## [EXERCISE AIM]
Return, from the lines below, each one that includes the word "fondo".

= Beginning of Section =

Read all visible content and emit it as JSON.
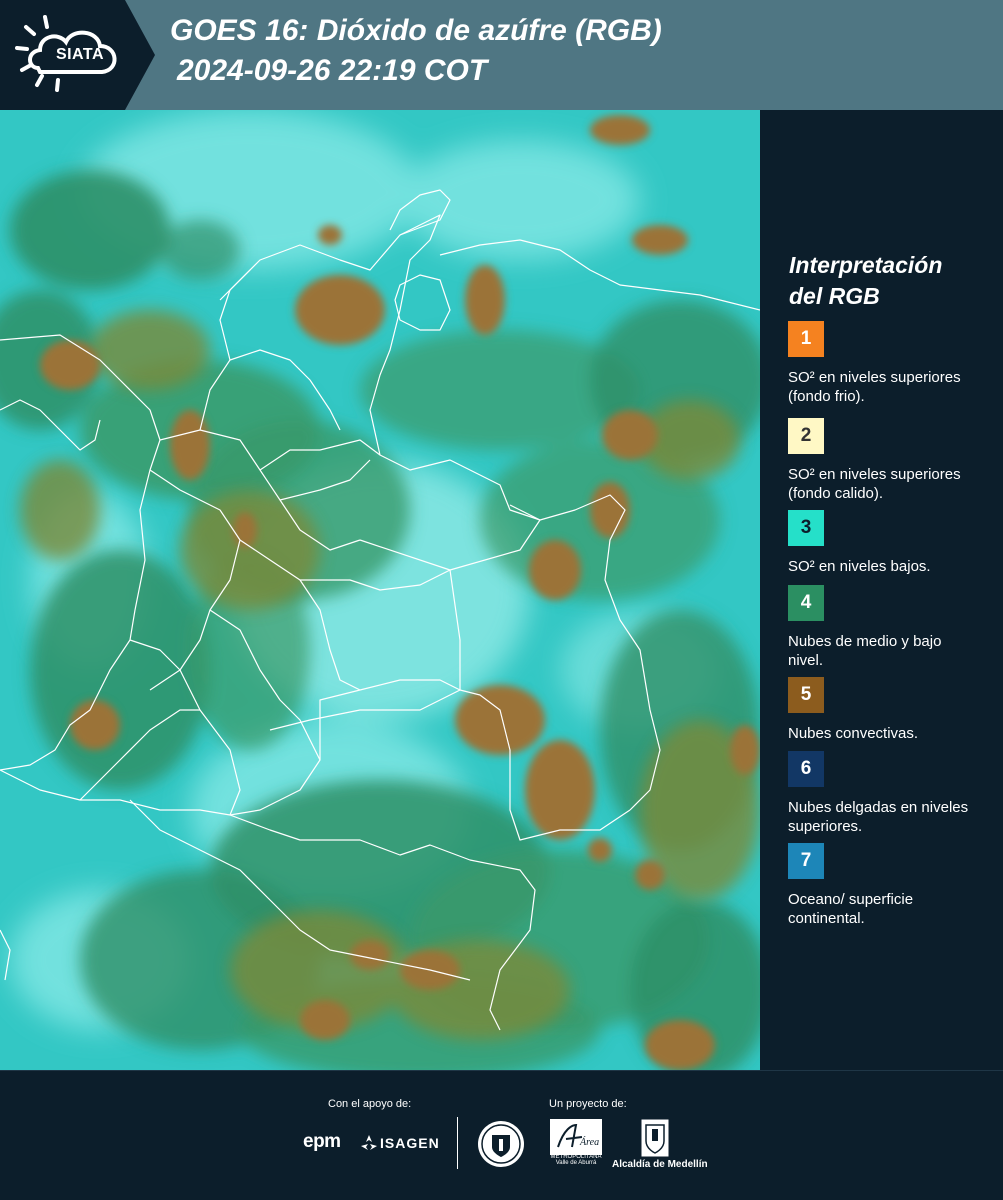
{
  "header": {
    "logo_text": "SIATA",
    "title_line1": "GOES 16: Dióxido de azúfre (RGB)",
    "title_line2": "2024-09-26 22:19 COT"
  },
  "legend": {
    "title_line1": "Interpretación",
    "title_line2": "del RGB",
    "items": [
      {
        "number": "1",
        "color": "#f58220",
        "text_color": "#ffffff",
        "label": "SO² en niveles superiores (fondo frio)."
      },
      {
        "number": "2",
        "color": "#fff8c5",
        "text_color": "#333333",
        "label": "SO² en niveles superiores (fondo calido)."
      },
      {
        "number": "3",
        "color": "#25e0c9",
        "text_color": "#0c1e2b",
        "label": "SO² en niveles bajos."
      },
      {
        "number": "4",
        "color": "#2b8f62",
        "text_color": "#ffffff",
        "label": "Nubes de medio y bajo nivel."
      },
      {
        "number": "5",
        "color": "#8c5c1e",
        "text_color": "#ffffff",
        "label": "Nubes convectivas."
      },
      {
        "number": "6",
        "color": "#123765",
        "text_color": "#ffffff",
        "label": "Nubes delgadas en niveles superiores."
      },
      {
        "number": "7",
        "color": "#1d86b8",
        "text_color": "#ffffff",
        "label": "Oceano/ superficie continental."
      }
    ]
  },
  "footer": {
    "support_label": "Con el apoyo de:",
    "project_label": "Un proyecto de:",
    "epm": "epm",
    "isagen": "ISAGEN",
    "area_name": "Área",
    "area_caption": "METROPOLITANA Valle de Aburrá",
    "alcaldia": "Alcaldía de Medellín"
  },
  "map": {
    "colors": {
      "background_cyan": "#33c7c4",
      "light_cyan": "#62dcd9",
      "green": "#2f9068",
      "olive": "#7a8a3a",
      "convective_brown": "#9b7338",
      "border_white": "#ffffff"
    }
  }
}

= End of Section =

## [WRITTEN REPLY]
        "label": "SO² en niveles superiores (fondo frio)."
        "label": "SO² en niveles superiores (fondo calido)."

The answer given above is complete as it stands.